Trinity Student Founds New Library for Children

Gillian M. Reinhard ’20

Editor-in-Chief

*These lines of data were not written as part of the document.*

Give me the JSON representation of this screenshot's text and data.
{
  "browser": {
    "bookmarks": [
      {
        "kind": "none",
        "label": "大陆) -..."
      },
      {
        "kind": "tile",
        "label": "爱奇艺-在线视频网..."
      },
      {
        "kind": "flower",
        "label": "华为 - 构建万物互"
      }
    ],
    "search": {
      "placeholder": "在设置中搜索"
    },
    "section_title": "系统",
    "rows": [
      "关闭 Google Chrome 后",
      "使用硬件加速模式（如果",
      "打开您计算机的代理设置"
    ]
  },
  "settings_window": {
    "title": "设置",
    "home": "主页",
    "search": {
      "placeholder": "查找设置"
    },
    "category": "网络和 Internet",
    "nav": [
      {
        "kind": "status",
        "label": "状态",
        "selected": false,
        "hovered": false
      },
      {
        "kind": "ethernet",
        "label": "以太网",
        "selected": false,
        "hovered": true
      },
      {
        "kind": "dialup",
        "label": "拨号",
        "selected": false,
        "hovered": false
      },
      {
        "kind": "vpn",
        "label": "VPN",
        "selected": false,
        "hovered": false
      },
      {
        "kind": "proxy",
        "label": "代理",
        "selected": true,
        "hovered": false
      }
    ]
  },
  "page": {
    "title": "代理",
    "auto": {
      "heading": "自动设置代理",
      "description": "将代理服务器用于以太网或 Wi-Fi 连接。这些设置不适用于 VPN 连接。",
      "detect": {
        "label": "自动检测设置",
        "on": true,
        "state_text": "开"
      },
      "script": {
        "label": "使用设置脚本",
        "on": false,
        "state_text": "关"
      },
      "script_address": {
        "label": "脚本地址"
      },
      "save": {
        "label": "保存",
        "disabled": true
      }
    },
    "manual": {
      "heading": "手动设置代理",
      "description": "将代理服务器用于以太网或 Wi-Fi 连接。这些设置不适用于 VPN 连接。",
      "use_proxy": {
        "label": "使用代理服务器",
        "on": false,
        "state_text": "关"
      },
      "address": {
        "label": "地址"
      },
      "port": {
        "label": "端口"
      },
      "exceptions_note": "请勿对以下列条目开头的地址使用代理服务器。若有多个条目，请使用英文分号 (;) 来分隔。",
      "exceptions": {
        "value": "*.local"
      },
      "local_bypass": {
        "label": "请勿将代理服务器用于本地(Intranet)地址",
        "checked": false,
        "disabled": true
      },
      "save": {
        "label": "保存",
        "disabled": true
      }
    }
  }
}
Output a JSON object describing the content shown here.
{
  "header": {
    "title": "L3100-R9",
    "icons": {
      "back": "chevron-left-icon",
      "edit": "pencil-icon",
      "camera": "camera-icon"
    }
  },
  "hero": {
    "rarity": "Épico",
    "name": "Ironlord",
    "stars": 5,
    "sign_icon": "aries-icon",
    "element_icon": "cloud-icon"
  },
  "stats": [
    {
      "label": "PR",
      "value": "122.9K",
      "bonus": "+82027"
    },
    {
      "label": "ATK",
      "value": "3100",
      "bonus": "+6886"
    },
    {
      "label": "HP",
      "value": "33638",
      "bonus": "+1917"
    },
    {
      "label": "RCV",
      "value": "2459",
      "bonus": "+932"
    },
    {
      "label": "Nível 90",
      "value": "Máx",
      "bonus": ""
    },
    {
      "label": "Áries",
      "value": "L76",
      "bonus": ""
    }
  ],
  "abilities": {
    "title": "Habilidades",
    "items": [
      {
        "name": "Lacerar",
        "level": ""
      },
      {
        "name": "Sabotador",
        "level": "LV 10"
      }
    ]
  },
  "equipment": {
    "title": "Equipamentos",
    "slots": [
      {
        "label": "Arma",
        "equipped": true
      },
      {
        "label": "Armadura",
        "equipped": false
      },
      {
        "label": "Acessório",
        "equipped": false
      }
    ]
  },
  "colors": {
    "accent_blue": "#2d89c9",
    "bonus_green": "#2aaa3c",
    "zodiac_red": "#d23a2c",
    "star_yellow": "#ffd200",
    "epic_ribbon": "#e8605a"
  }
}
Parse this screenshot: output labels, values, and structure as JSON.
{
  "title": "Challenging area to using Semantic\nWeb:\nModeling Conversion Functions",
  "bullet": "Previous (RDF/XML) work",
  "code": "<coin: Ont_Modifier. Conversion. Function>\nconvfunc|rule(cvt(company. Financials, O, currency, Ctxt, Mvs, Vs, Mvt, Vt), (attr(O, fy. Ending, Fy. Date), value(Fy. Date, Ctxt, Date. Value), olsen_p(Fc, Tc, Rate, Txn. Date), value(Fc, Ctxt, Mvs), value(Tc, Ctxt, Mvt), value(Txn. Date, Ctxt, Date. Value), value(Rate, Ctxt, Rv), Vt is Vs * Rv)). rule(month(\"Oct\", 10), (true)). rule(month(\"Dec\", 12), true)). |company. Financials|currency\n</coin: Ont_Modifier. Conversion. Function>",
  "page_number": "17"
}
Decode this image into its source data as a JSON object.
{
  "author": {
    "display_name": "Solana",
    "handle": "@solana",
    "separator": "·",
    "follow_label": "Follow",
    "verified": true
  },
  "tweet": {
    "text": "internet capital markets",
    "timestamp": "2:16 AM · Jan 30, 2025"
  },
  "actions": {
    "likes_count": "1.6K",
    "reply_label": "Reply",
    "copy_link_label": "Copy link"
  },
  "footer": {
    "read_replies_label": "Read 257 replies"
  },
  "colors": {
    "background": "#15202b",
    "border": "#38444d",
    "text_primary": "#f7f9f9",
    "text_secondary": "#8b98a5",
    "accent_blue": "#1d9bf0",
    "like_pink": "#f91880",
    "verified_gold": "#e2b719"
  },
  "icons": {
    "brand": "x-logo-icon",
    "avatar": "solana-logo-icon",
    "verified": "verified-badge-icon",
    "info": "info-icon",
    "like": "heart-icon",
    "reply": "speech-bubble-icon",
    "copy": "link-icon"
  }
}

Hanifa Darwish ’22 recognized a need for children’s libraries in her hometown of Kabul, Afghanistan. Like many Afghans, Hanifa had not grown up with bedtime stories, but hopes to help the next generation. She spent the summer after her first year at Trinity actively working to open a new library for local students. Schools in Afghanistan typically have limited resources and many students, often fifty in one class alone. Previously, there was just one library in the city of Kabul that catered to childhood education. Darwish, who described herself as a lifelong lover of reading, wanted to do her part to encourage young people in her country to read.
Darwish spent the summer designing the library, which included gathering English and picture books from libraries in the United States, games, Farsi and Pashto-language books, as well as hand-painting the walls. Creating the library was a job Darwish undertook from the ground-up, and installed new doors, windows, rebuilt the roof, and found new furniture. Now up and running, the library hosts programming throughout the year, including book clubs, English-language book discussions, acts of kindness, and photography classes. About fifty to one hundred children between the ages of seven to thirteen utilize the library each day. “I was inspired to build the children branch’s of Baale Parwaz library because I strongly believe in the bewitchment of books in changing behaviors, especially in childhood, to be kinder humans andto be a resource center for children where they speak their own voice,” explained Darwish.
Darwish worked at the main branch of Baale Parwaz library in Afghanistan, which roughly translates to “Wings to Fly.” She was inspired to create a second branch after noticing how many children wanted to utilize the resources of the library. Darwish loves working with young students and helping them succeed. She recounted her favorite book to read at the library, with an uplifting storyline telling children they can use their unique talents to be the best they can be.
She is committed to working on projects to further benefit the people of her country. “I hope this library provides a better path to a brighter home for the children of Afghanistan.”